Provide the number of lines in the material below that include the word "label", without any accompanying text.

#### Recorded data

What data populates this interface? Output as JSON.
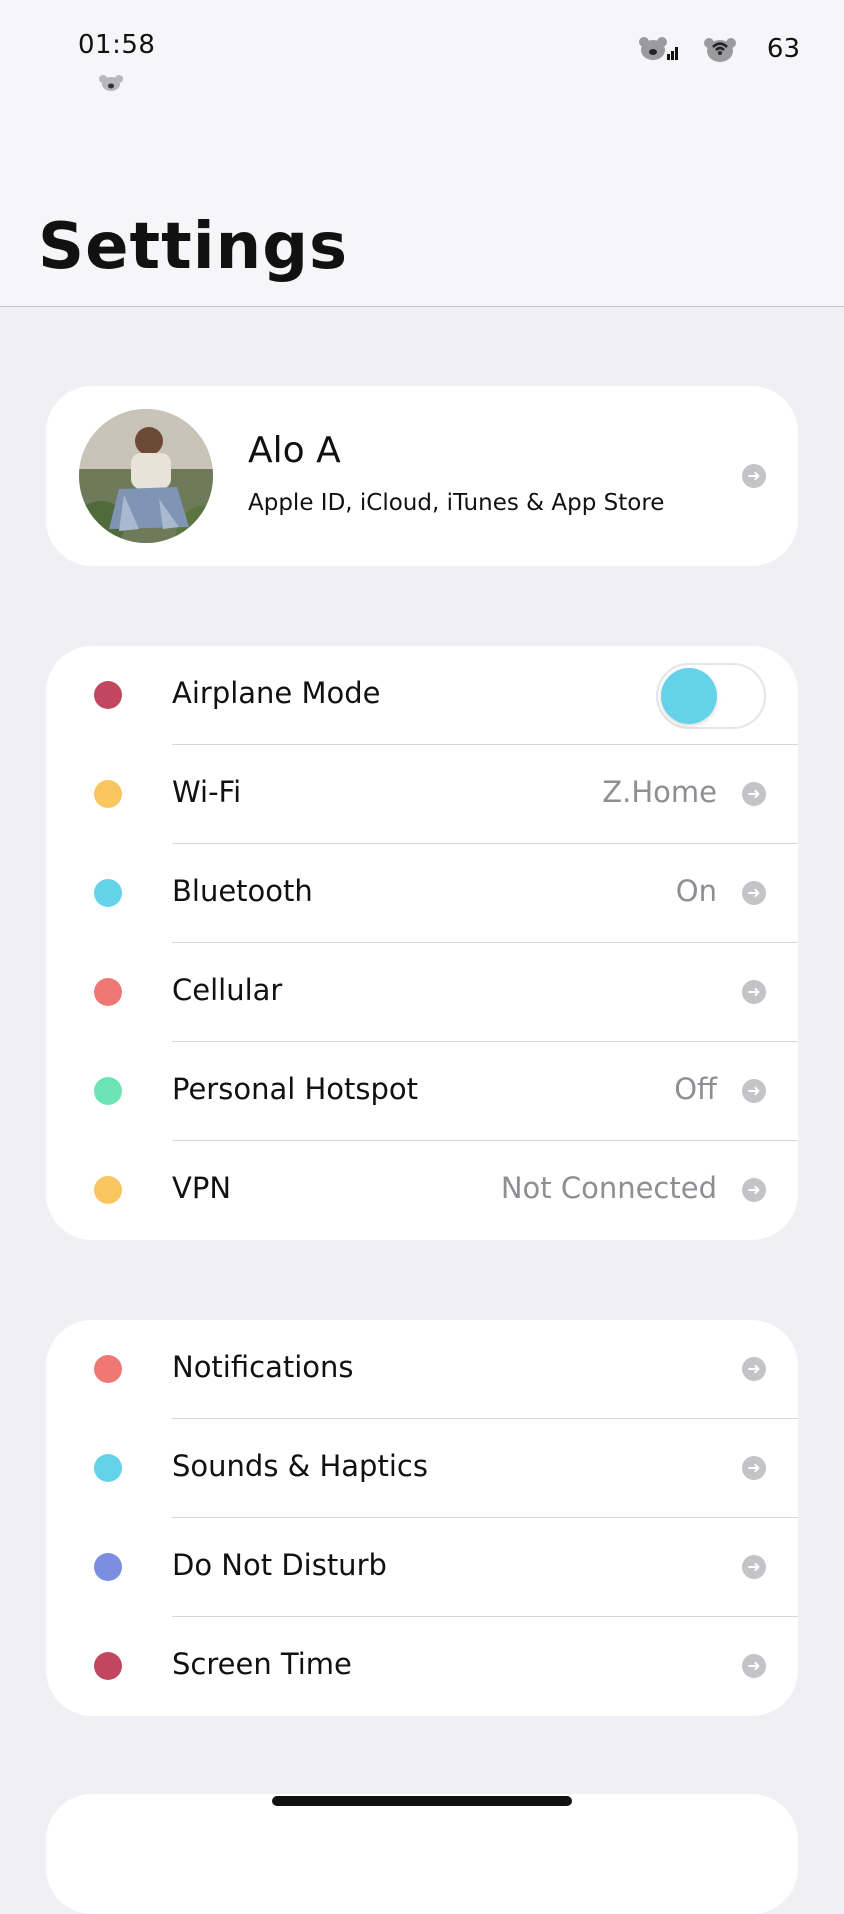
{
  "status_bar": {
    "time": "01:58",
    "battery": "63",
    "icons": [
      "koala-icon",
      "cellular-signal-icon",
      "wifi-koala-icon"
    ]
  },
  "header": {
    "title": "Settings"
  },
  "profile": {
    "name": "Alo A",
    "subtitle": "Apple ID, iCloud, iTunes & App Store"
  },
  "network_section": {
    "items": [
      {
        "label": "Airplane Mode",
        "value": "",
        "control": "toggle",
        "toggle_on": false,
        "dot_color": "#c0475f"
      },
      {
        "label": "Wi-Fi",
        "value": "Z.Home",
        "dot_color": "#f8c55e"
      },
      {
        "label": "Bluetooth",
        "value": "On",
        "dot_color": "#64d2e8"
      },
      {
        "label": "Cellular",
        "value": "",
        "dot_color": "#f07874"
      },
      {
        "label": "Personal Hotspot",
        "value": "Off",
        "dot_color": "#6de4b4"
      },
      {
        "label": "VPN",
        "value": "Not Connected",
        "dot_color": "#f8c55e"
      }
    ]
  },
  "notify_section": {
    "items": [
      {
        "label": "Notifications",
        "dot_color": "#f07874"
      },
      {
        "label": "Sounds & Haptics",
        "dot_color": "#64d2e8"
      },
      {
        "label": "Do Not Disturb",
        "dot_color": "#7b8ee0"
      },
      {
        "label": "Screen Time",
        "dot_color": "#c0475f"
      }
    ]
  },
  "colors": {
    "background": "#efeff4",
    "card": "#ffffff",
    "toggle_knob": "#64d2e8",
    "chevron": "#c4c4c8",
    "value_text": "#8e8e93"
  }
}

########

** Task output **
10